Web page and app entries:
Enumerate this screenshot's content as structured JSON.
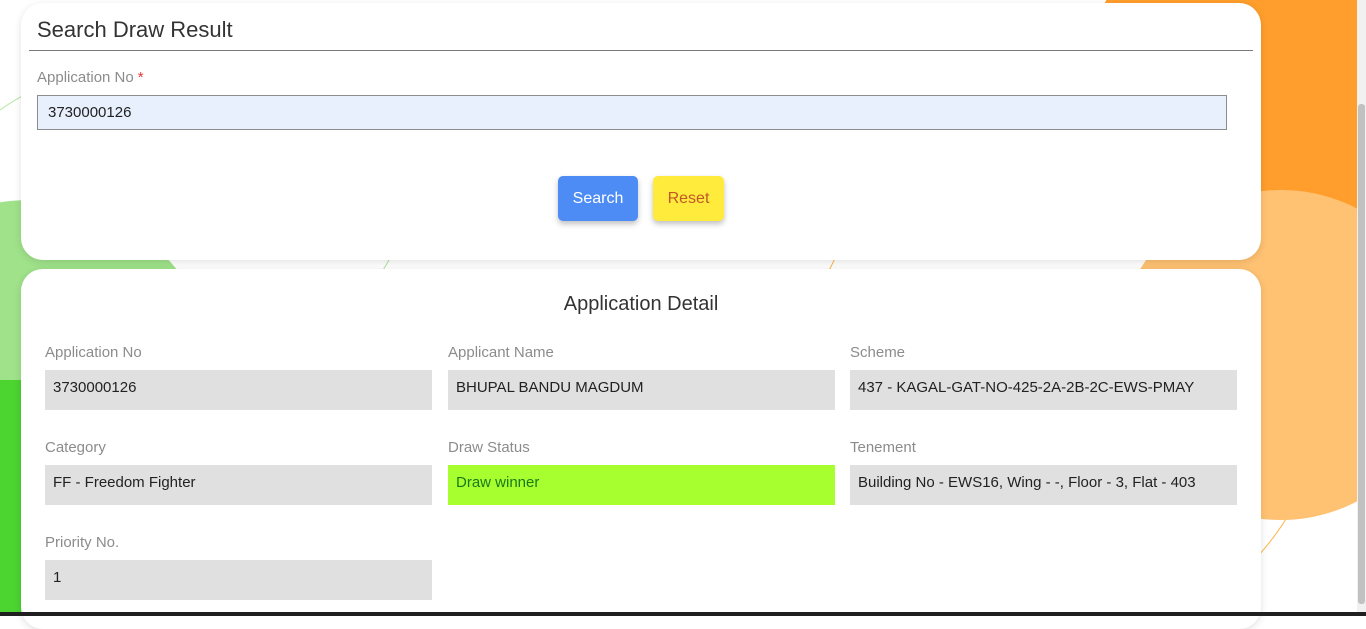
{
  "search": {
    "title": "Search Draw Result",
    "field_label": "Application No",
    "required_mark": "*",
    "input_value": "3730000126",
    "search_button": "Search",
    "reset_button": "Reset"
  },
  "detail": {
    "title": "Application Detail",
    "fields": [
      {
        "label": "Application No",
        "value": "3730000126"
      },
      {
        "label": "Applicant Name",
        "value": "BHUPAL BANDU MAGDUM"
      },
      {
        "label": "Scheme",
        "value": "437 - KAGAL-GAT-NO-425-2A-2B-2C-EWS-PMAY"
      },
      {
        "label": "Category",
        "value": "FF - Freedom Fighter"
      },
      {
        "label": "Draw Status",
        "value": "Draw winner"
      },
      {
        "label": "Tenement",
        "value": "Building No - EWS16, Wing - -, Floor - 3, Flat - 403"
      },
      {
        "label": "Priority No.",
        "value": "1"
      }
    ]
  },
  "colors": {
    "primary_button": "#4d8cf5",
    "reset_button": "#ffeb3b",
    "winner_highlight": "#a8ff30",
    "required": "#e53935"
  }
}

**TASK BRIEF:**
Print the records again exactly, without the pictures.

**SOLUTION:**
Enumerate this screenshot's content as structured JSON.
{
  "search": {
    "title": "Search Draw Result",
    "field_label": "Application No",
    "required_mark": "*",
    "input_value": "3730000126",
    "search_button": "Search",
    "reset_button": "Reset"
  },
  "detail": {
    "title": "Application Detail",
    "fields": [
      {
        "label": "Application No",
        "value": "3730000126"
      },
      {
        "label": "Applicant Name",
        "value": "BHUPAL BANDU MAGDUM"
      },
      {
        "label": "Scheme",
        "value": "437 - KAGAL-GAT-NO-425-2A-2B-2C-EWS-PMAY"
      },
      {
        "label": "Category",
        "value": "FF - Freedom Fighter"
      },
      {
        "label": "Draw Status",
        "value": "Draw winner"
      },
      {
        "label": "Tenement",
        "value": "Building No - EWS16, Wing - -, Floor - 3, Flat - 403"
      },
      {
        "label": "Priority No.",
        "value": "1"
      }
    ]
  },
  "colors": {
    "primary_button": "#4d8cf5",
    "reset_button": "#ffeb3b",
    "winner_highlight": "#a8ff30",
    "required": "#e53935"
  }
}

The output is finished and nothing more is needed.